The virtual absence of Johnny Storm, as well as the knowledge that his girlfriend, Darla Deering, is going to be Miss Thing leaves a little bit of unresolved setup that I feel could have been included in this issue. I am curious to see how she’s going to join the team, as well as how she’ll fit in, as it doesn’t look like she has any actual powers. Hopefully Fraction’s holding back the punchline to a hilarious joke that we’ll see next issue.
Michael Allred’s artwork is a fitting choice for this issue. It’s hard for me to look at it without thinking of Jack Kirby’s classic linework, and while this style of art isn’t really my personal cup of tea, I’m well aware of its historical influence, and will agree that it certainly works for a back-to-basics approach to a story. It leaves plenty of room for both expression, which we see plenty of in this issue, and dynamic action, which I’m anticipating more of in the future. Laura Allred’s colors are simple and bold, making for a pleasing experience that dovetails nicely with Michael’s lines.
In a way, it’s easy to argue that this is the more “disposable” of the Fantastic Four titles, as this isn’t the real, original team, who have their own title, after all. That’s all true, but on the flip-side, this is the team that they have personally selected as their replacements, and who will be the ones who are here in our universe, after all.
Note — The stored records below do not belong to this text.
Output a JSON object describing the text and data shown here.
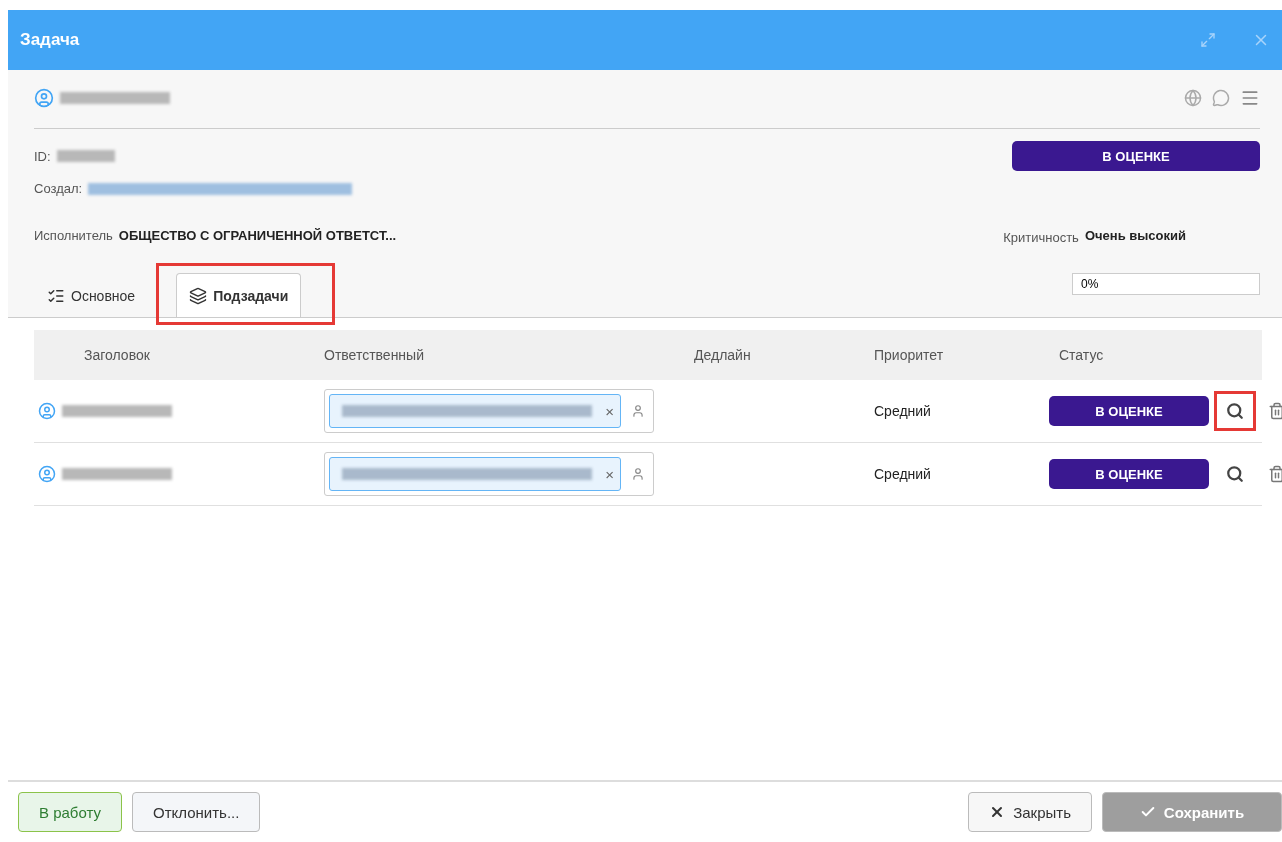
{
  "window": {
    "title": "Задача"
  },
  "header": {
    "id_label": "ID:",
    "creator_label": "Создал:",
    "status": "В ОЦЕНКЕ",
    "assignee_label": "Исполнитель",
    "assignee": "ОБЩЕСТВО С ОГРАНИЧЕННОЙ ОТВЕТСТ...",
    "criticality_label": "Критичность",
    "criticality": "Очень высокий"
  },
  "tabs": [
    {
      "label": "Основное",
      "selected": false,
      "highlighted": false
    },
    {
      "label": "Подзадачи",
      "selected": true,
      "highlighted": true
    }
  ],
  "progress": {
    "reading": "0%",
    "level": 0
  },
  "table": {
    "columns": [
      "Заголовок",
      "Ответственный",
      "Дедлайн",
      "Приоритет",
      "Статус"
    ],
    "rows": [
      {
        "remove": "×",
        "priority": "Средний",
        "status": "В ОЦЕНКЕ",
        "view_highlighted": true
      },
      {
        "remove": "×",
        "priority": "Средний",
        "status": "В ОЦЕНКЕ",
        "view_highlighted": false
      }
    ]
  },
  "footer": {
    "buttons": [
      {
        "label": "В работу",
        "kind": "accept",
        "disabled": false
      },
      {
        "label": "Отклонить...",
        "kind": "plain",
        "disabled": false
      },
      {
        "label": "Закрыть",
        "kind": "close",
        "disabled": false
      },
      {
        "label": "Сохранить",
        "kind": "save",
        "disabled": true
      }
    ]
  }
}
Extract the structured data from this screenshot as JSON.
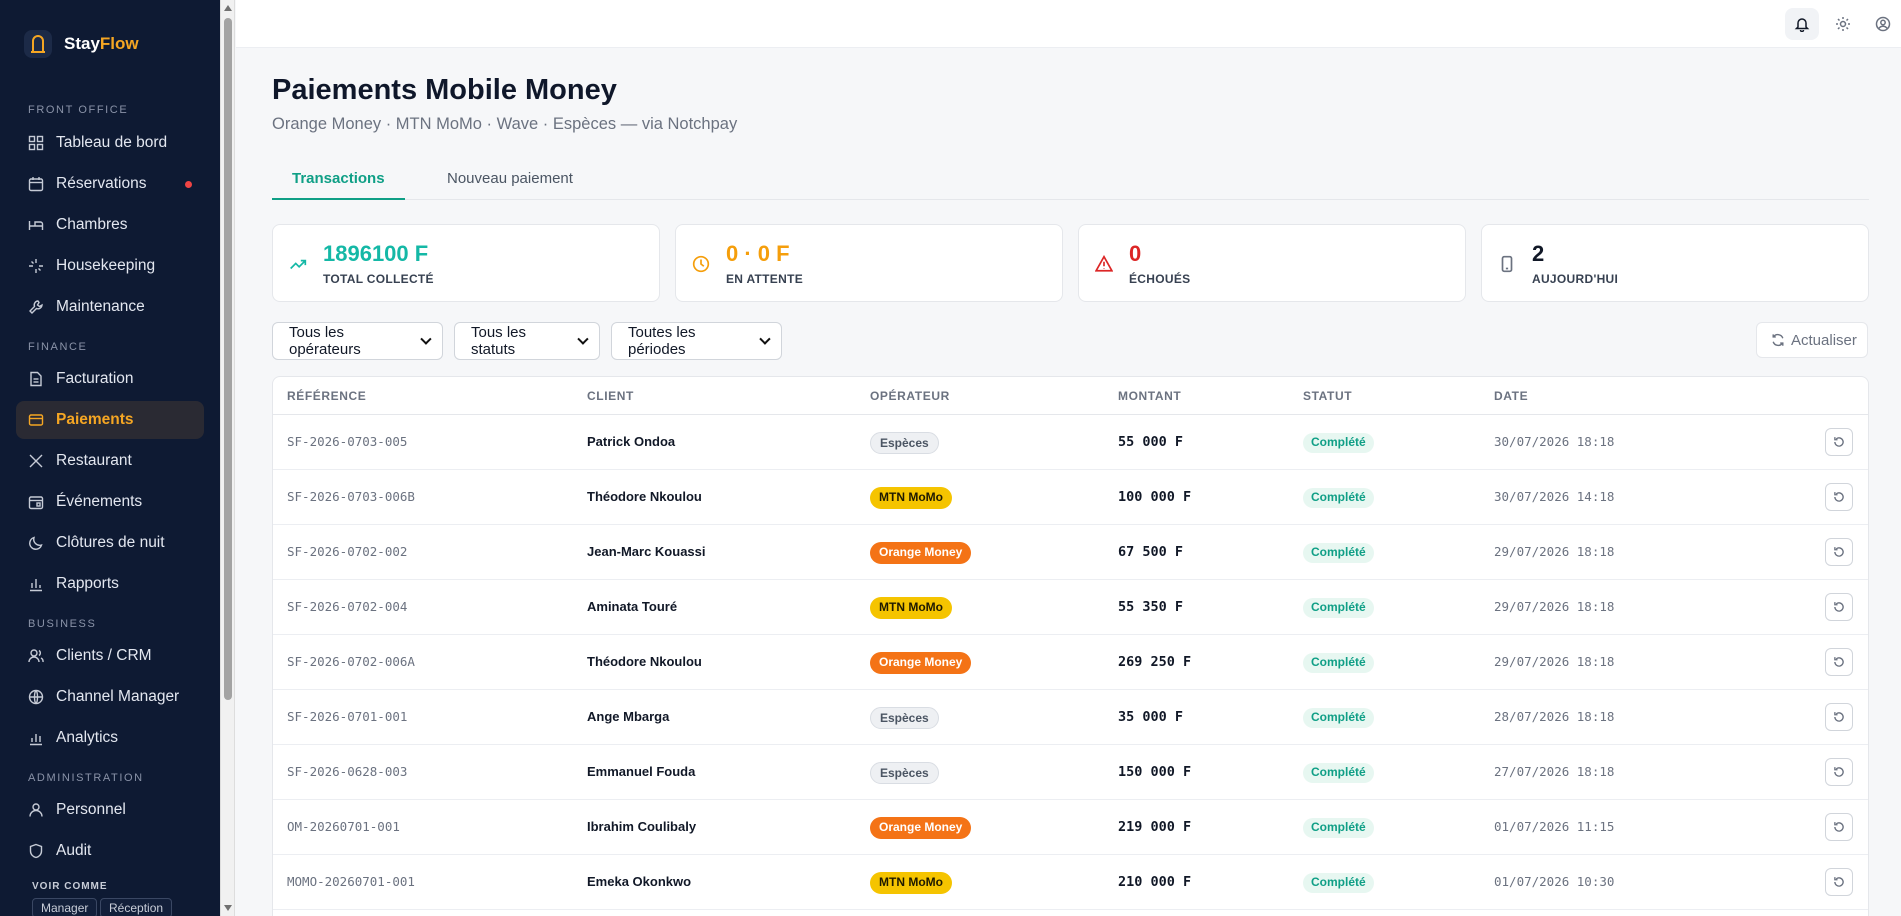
{
  "brand": {
    "name_part1": "Stay",
    "name_part2": "Flow",
    "accent": "#f5a623"
  },
  "sidebar": {
    "sections": {
      "front_office": "FRONT OFFICE",
      "finance": "FINANCE",
      "business": "BUSINESS",
      "administration": "ADMINISTRATION"
    },
    "items": [
      {
        "label": "Tableau de bord",
        "icon": "grid-icon"
      },
      {
        "label": "Réservations",
        "icon": "calendar-icon",
        "notification": true
      },
      {
        "label": "Chambres",
        "icon": "bed-icon"
      },
      {
        "label": "Housekeeping",
        "icon": "sparkles-icon"
      },
      {
        "label": "Maintenance",
        "icon": "wrench-icon"
      },
      {
        "label": "Facturation",
        "icon": "file-icon"
      },
      {
        "label": "Paiements",
        "icon": "credit-card-icon",
        "active": true
      },
      {
        "label": "Restaurant",
        "icon": "utensils-icon"
      },
      {
        "label": "Événements",
        "icon": "calendar-event-icon"
      },
      {
        "label": "Clôtures de nuit",
        "icon": "moon-icon"
      },
      {
        "label": "Rapports",
        "icon": "bar-chart-icon"
      },
      {
        "label": "Clients / CRM",
        "icon": "users-icon"
      },
      {
        "label": "Channel Manager",
        "icon": "globe-icon"
      },
      {
        "label": "Analytics",
        "icon": "analytics-icon"
      },
      {
        "label": "Personnel",
        "icon": "user-icon"
      },
      {
        "label": "Audit",
        "icon": "shield-icon"
      }
    ],
    "voir_comme": "VOIR COMME",
    "roles": [
      "Manager",
      "Réception"
    ]
  },
  "header": {
    "title": "Paiements Mobile Money",
    "subtitle": "Orange Money · MTN MoMo · Wave · Espèces — via Notchpay"
  },
  "tabs": [
    "Transactions",
    "Nouveau paiement"
  ],
  "stats": [
    {
      "value": "1896100 F",
      "label": "TOTAL COLLECTÉ",
      "color": "#14b8a6",
      "icon": "trending-up-icon"
    },
    {
      "value": "0 · 0 F",
      "label": "EN ATTENTE",
      "color": "#f59e0b",
      "icon": "clock-icon"
    },
    {
      "value": "0",
      "label": "ÉCHOUÉS",
      "color": "#dc2626",
      "icon": "alert-triangle-icon"
    },
    {
      "value": "2",
      "label": "AUJOURD'HUI",
      "color": "#111827",
      "icon": "phone-icon"
    }
  ],
  "filters": [
    "Tous les opérateurs",
    "Tous les statuts",
    "Toutes les périodes"
  ],
  "refresh_label": "Actualiser",
  "table": {
    "headers": [
      "RÉFÉRENCE",
      "CLIENT",
      "OPÉRATEUR",
      "MONTANT",
      "STATUT",
      "DATE"
    ],
    "rows": [
      {
        "ref": "SF-2026-0703-005",
        "client": "Patrick Ondoa",
        "operator": "Espèces",
        "op_type": "especes",
        "amount": "55 000 F",
        "status": "Complété",
        "date": "30/07/2026 18:18"
      },
      {
        "ref": "SF-2026-0703-006B",
        "client": "Théodore Nkoulou",
        "operator": "MTN MoMo",
        "op_type": "mtn",
        "amount": "100 000 F",
        "status": "Complété",
        "date": "30/07/2026 14:18"
      },
      {
        "ref": "SF-2026-0702-002",
        "client": "Jean-Marc Kouassi",
        "operator": "Orange Money",
        "op_type": "orange",
        "amount": "67 500 F",
        "status": "Complété",
        "date": "29/07/2026 18:18"
      },
      {
        "ref": "SF-2026-0702-004",
        "client": "Aminata Touré",
        "operator": "MTN MoMo",
        "op_type": "mtn",
        "amount": "55 350 F",
        "status": "Complété",
        "date": "29/07/2026 18:18"
      },
      {
        "ref": "SF-2026-0702-006A",
        "client": "Théodore Nkoulou",
        "operator": "Orange Money",
        "op_type": "orange",
        "amount": "269 250 F",
        "status": "Complété",
        "date": "29/07/2026 18:18"
      },
      {
        "ref": "SF-2026-0701-001",
        "client": "Ange Mbarga",
        "operator": "Espèces",
        "op_type": "especes",
        "amount": "35 000 F",
        "status": "Complété",
        "date": "28/07/2026 18:18"
      },
      {
        "ref": "SF-2026-0628-003",
        "client": "Emmanuel Fouda",
        "operator": "Espèces",
        "op_type": "especes",
        "amount": "150 000 F",
        "status": "Complété",
        "date": "27/07/2026 18:18"
      },
      {
        "ref": "OM-20260701-001",
        "client": "Ibrahim Coulibaly",
        "operator": "Orange Money",
        "op_type": "orange",
        "amount": "219 000 F",
        "status": "Complété",
        "date": "01/07/2026 11:15"
      },
      {
        "ref": "MOMO-20260701-001",
        "client": "Emeka Okonkwo",
        "operator": "MTN MoMo",
        "op_type": "mtn",
        "amount": "210 000 F",
        "status": "Complété",
        "date": "01/07/2026 10:30"
      }
    ]
  }
}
With the original Four out of the universe doing who-knows-what, these gals-n-guy will be the face of the Fantastic Four and the Future Foundation.
Overall, this is a decent jumping-on point for anyone interested in following the Fantastic Four, of either incarnation. You get an idea of who’s going to be around on this team and why, as well as how they’ll relate to the Future Foundation that will be left behind by the original Fantastic Four. The character development is good, the artwork has a classic feel that will definitely appeal to some readers, and it makes for a new flavor of the Fantastic Four that maintains ties to the actual team. Recommended.